**EXERCISE OBJECTIVE**
Extract the listing in its entirety, keeping each line identical to the original.

::::

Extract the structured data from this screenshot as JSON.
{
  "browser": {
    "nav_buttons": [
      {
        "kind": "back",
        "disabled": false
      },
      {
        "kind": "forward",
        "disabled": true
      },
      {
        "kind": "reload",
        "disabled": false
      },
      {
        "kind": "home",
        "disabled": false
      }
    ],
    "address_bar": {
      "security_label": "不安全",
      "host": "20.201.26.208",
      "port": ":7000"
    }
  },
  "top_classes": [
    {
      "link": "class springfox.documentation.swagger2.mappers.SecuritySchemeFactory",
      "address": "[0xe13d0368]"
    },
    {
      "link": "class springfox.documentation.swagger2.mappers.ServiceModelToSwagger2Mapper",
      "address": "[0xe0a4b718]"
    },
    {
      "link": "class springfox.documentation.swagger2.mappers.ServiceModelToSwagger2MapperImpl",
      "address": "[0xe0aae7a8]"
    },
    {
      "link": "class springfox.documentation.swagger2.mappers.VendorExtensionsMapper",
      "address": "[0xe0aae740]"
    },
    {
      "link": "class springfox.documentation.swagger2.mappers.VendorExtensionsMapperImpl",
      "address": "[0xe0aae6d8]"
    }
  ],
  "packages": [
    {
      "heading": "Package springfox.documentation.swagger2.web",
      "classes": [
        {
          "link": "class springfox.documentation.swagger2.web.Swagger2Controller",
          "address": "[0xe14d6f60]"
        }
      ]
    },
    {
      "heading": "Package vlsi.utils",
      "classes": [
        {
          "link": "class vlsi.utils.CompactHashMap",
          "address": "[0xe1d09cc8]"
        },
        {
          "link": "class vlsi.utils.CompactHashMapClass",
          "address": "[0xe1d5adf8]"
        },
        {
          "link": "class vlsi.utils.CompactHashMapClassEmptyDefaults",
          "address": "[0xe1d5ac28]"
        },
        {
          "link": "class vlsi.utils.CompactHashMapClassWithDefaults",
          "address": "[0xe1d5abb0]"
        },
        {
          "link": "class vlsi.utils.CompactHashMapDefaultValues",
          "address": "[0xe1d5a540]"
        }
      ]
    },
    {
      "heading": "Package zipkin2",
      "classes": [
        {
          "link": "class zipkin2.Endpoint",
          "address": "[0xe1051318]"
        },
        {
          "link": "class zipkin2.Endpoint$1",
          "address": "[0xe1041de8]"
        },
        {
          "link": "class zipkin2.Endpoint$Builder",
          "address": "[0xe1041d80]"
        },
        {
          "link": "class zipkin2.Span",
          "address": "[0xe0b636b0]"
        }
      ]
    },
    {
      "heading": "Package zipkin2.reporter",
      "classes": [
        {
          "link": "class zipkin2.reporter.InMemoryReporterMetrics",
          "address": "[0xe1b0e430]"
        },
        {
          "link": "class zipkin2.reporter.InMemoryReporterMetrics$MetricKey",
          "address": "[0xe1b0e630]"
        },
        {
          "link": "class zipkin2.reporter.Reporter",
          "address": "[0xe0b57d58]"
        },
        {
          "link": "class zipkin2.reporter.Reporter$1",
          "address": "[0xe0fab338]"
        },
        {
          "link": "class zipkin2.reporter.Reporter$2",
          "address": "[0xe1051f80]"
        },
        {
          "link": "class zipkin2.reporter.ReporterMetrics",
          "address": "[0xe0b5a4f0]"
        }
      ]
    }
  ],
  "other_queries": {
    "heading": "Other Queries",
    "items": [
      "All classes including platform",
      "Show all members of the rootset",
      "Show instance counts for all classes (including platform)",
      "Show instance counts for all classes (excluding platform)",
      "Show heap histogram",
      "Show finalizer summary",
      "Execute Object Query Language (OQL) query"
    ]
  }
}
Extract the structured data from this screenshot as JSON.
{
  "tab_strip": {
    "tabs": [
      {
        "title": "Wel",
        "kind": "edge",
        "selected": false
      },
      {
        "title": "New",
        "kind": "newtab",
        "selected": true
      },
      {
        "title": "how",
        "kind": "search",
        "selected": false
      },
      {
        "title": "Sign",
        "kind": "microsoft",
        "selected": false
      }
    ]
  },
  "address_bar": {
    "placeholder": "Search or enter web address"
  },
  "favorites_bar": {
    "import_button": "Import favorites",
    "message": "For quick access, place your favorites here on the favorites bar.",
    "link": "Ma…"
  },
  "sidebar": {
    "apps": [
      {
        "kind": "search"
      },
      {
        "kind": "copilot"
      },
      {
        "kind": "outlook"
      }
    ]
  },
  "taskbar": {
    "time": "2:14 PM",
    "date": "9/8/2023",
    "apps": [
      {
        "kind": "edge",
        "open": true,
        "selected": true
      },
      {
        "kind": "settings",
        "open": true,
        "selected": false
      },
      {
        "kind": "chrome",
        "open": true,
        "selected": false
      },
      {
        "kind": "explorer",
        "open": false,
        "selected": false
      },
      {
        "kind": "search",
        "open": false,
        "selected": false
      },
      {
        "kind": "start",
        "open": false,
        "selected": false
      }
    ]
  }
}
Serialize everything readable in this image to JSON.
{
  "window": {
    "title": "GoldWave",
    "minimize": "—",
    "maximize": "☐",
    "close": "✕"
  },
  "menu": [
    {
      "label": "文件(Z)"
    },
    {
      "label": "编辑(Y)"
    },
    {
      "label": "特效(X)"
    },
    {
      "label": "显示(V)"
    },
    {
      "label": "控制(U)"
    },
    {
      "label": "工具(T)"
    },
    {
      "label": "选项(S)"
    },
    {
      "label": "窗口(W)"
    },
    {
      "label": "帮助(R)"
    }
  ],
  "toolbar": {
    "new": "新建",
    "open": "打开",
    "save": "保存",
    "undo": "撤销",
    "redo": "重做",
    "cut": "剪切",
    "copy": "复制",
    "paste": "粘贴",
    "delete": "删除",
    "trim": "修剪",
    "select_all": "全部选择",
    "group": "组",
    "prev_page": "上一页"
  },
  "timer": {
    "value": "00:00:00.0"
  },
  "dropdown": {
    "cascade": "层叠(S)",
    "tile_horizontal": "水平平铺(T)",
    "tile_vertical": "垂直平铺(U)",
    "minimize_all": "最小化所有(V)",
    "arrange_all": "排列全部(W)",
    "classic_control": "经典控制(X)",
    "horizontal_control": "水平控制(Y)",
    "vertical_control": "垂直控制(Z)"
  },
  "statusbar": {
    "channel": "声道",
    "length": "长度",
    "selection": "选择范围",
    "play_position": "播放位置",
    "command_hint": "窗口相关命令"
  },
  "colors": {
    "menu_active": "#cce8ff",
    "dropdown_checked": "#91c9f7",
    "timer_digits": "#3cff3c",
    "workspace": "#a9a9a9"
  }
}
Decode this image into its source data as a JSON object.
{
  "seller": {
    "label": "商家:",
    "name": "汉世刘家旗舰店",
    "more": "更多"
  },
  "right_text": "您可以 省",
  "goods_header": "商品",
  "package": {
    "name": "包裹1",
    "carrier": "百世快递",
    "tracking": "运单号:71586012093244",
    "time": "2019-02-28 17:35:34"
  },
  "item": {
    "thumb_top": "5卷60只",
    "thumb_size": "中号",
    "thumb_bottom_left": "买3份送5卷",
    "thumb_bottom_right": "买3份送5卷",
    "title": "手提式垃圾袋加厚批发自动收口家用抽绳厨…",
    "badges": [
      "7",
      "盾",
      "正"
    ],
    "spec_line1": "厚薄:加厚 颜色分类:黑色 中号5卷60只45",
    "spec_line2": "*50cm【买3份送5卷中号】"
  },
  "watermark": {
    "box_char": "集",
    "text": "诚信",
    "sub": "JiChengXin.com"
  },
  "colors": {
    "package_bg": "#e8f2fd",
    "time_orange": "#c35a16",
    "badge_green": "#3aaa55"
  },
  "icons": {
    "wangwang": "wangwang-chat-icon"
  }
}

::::

**ANSWER BELOW**
Extract the structured data from this screenshot as JSON.
{
  "browser": {
    "nav_buttons": [
      {
        "kind": "back",
        "disabled": false
      },
      {
        "kind": "forward",
        "disabled": true
      },
      {
        "kind": "reload",
        "disabled": false
      },
      {
        "kind": "home",
        "disabled": false
      }
    ],
    "address_bar": {
      "security_label": "不安全",
      "host": "20.201.26.208",
      "port": ":7000"
    }
  },
  "top_classes": [
    {
      "link": "class springfox.documentation.swagger2.mappers.SecuritySchemeFactory",
      "address": "[0xe13d0368]"
    },
    {
      "link": "class springfox.documentation.swagger2.mappers.ServiceModelToSwagger2Mapper",
      "address": "[0xe0a4b718]"
    },
    {
      "link": "class springfox.documentation.swagger2.mappers.ServiceModelToSwagger2MapperImpl",
      "address": "[0xe0aae7a8]"
    },
    {
      "link": "class springfox.documentation.swagger2.mappers.VendorExtensionsMapper",
      "address": "[0xe0aae740]"
    },
    {
      "link": "class springfox.documentation.swagger2.mappers.VendorExtensionsMapperImpl",
      "address": "[0xe0aae6d8]"
    }
  ],
  "packages": [
    {
      "heading": "Package springfox.documentation.swagger2.web",
      "classes": [
        {
          "link": "class springfox.documentation.swagger2.web.Swagger2Controller",
          "address": "[0xe14d6f60]"
        }
      ]
    },
    {
      "heading": "Package vlsi.utils",
      "classes": [
        {
          "link": "class vlsi.utils.CompactHashMap",
          "address": "[0xe1d09cc8]"
        },
        {
          "link": "class vlsi.utils.CompactHashMapClass",
          "address": "[0xe1d5adf8]"
        },
        {
          "link": "class vlsi.utils.CompactHashMapClassEmptyDefaults",
          "address": "[0xe1d5ac28]"
        },
        {
          "link": "class vlsi.utils.CompactHashMapClassWithDefaults",
          "address": "[0xe1d5abb0]"
        },
        {
          "link": "class vlsi.utils.CompactHashMapDefaultValues",
          "address": "[0xe1d5a540]"
        }
      ]
    },
    {
      "heading": "Package zipkin2",
      "classes": [
        {
          "link": "class zipkin2.Endpoint",
          "address": "[0xe1051318]"
        },
        {
          "link": "class zipkin2.Endpoint$1",
          "address": "[0xe1041de8]"
        },
        {
          "link": "class zipkin2.Endpoint$Builder",
          "address": "[0xe1041d80]"
        },
        {
          "link": "class zipkin2.Span",
          "address": "[0xe0b636b0]"
        }
      ]
    },
    {
      "heading": "Package zipkin2.reporter",
      "classes": [
        {
          "link": "class zipkin2.reporter.InMemoryReporterMetrics",
          "address": "[0xe1b0e430]"
        },
        {
          "link": "class zipkin2.reporter.InMemoryReporterMetrics$MetricKey",
          "address": "[0xe1b0e630]"
        },
        {
          "link": "class zipkin2.reporter.Reporter",
          "address": "[0xe0b57d58]"
        },
        {
          "link": "class zipkin2.reporter.Reporter$1",
          "address": "[0xe0fab338]"
        },
        {
          "link": "class zipkin2.reporter.Reporter$2",
          "address": "[0xe1051f80]"
        },
        {
          "link": "class zipkin2.reporter.ReporterMetrics",
          "address": "[0xe0b5a4f0]"
        }
      ]
    }
  ],
  "other_queries": {
    "heading": "Other Queries",
    "items": [
      "All classes including platform",
      "Show all members of the rootset",
      "Show instance counts for all classes (including platform)",
      "Show instance counts for all classes (excluding platform)",
      "Show heap histogram",
      "Show finalizer summary",
      "Execute Object Query Language (OQL) query"
    ]
  }
}
Extract the structured data from this screenshot as JSON.
{
  "tab_strip": {
    "tabs": [
      {
        "title": "Wel",
        "kind": "edge",
        "selected": false
      },
      {
        "title": "New",
        "kind": "newtab",
        "selected": true
      },
      {
        "title": "how",
        "kind": "search",
        "selected": false
      },
      {
        "title": "Sign",
        "kind": "microsoft",
        "selected": false
      }
    ]
  },
  "address_bar": {
    "placeholder": "Search or enter web address"
  },
  "favorites_bar": {
    "import_button": "Import favorites",
    "message": "For quick access, place your favorites here on the favorites bar.",
    "link": "Ma…"
  },
  "sidebar": {
    "apps": [
      {
        "kind": "search"
      },
      {
        "kind": "copilot"
      },
      {
        "kind": "outlook"
      }
    ]
  },
  "taskbar": {
    "time": "2:14 PM",
    "date": "9/8/2023",
    "apps": [
      {
        "kind": "edge",
        "open": true,
        "selected": true
      },
      {
        "kind": "settings",
        "open": true,
        "selected": false
      },
      {
        "kind": "chrome",
        "open": true,
        "selected": false
      },
      {
        "kind": "explorer",
        "open": false,
        "selected": false
      },
      {
        "kind": "search",
        "open": false,
        "selected": false
      },
      {
        "kind": "start",
        "open": false,
        "selected": false
      }
    ]
  }
}
Serialize everything readable in this image to JSON.
{
  "window": {
    "title": "GoldWave",
    "minimize": "—",
    "maximize": "☐",
    "close": "✕"
  },
  "menu": [
    {
      "label": "文件(Z)"
    },
    {
      "label": "编辑(Y)"
    },
    {
      "label": "特效(X)"
    },
    {
      "label": "显示(V)"
    },
    {
      "label": "控制(U)"
    },
    {
      "label": "工具(T)"
    },
    {
      "label": "选项(S)"
    },
    {
      "label": "窗口(W)"
    },
    {
      "label": "帮助(R)"
    }
  ],
  "toolbar": {
    "new": "新建",
    "open": "打开",
    "save": "保存",
    "undo": "撤销",
    "redo": "重做",
    "cut": "剪切",
    "copy": "复制",
    "paste": "粘贴",
    "delete": "删除",
    "trim": "修剪",
    "select_all": "全部选择",
    "group": "组",
    "prev_page": "上一页"
  },
  "timer": {
    "value": "00:00:00.0"
  },
  "dropdown": {
    "cascade": "层叠(S)",
    "tile_horizontal": "水平平铺(T)",
    "tile_vertical": "垂直平铺(U)",
    "minimize_all": "最小化所有(V)",
    "arrange_all": "排列全部(W)",
    "classic_control": "经典控制(X)",
    "horizontal_control": "水平控制(Y)",
    "vertical_control": "垂直控制(Z)"
  },
  "statusbar": {
    "channel": "声道",
    "length": "长度",
    "selection": "选择范围",
    "play_position": "播放位置",
    "command_hint": "窗口相关命令"
  },
  "colors": {
    "menu_active": "#cce8ff",
    "dropdown_checked": "#91c9f7",
    "timer_digits": "#3cff3c",
    "workspace": "#a9a9a9"
  }
}
Decode this image into its source data as a JSON object.
{
  "seller": {
    "label": "商家:",
    "name": "汉世刘家旗舰店",
    "more": "更多"
  },
  "right_text": "您可以 省",
  "goods_header": "商品",
  "package": {
    "name": "包裹1",
    "carrier": "百世快递",
    "tracking": "运单号:71586012093244",
    "time": "2019-02-28 17:35:34"
  },
  "item": {
    "thumb_top": "5卷60只",
    "thumb_size": "中号",
    "thumb_bottom_left": "买3份送5卷",
    "thumb_bottom_right": "买3份送5卷",
    "title": "手提式垃圾袋加厚批发自动收口家用抽绳厨…",
    "badges": [
      "7",
      "盾",
      "正"
    ],
    "spec_line1": "厚薄:加厚 颜色分类:黑色 中号5卷60只45",
    "spec_line2": "*50cm【买3份送5卷中号】"
  },
  "watermark": {
    "box_char": "集",
    "text": "诚信",
    "sub": "JiChengXin.com"
  },
  "colors": {
    "package_bg": "#e8f2fd",
    "time_orange": "#c35a16",
    "badge_green": "#3aaa55"
  },
  "icons": {
    "wangwang": "wangwang-chat-icon"
  }
}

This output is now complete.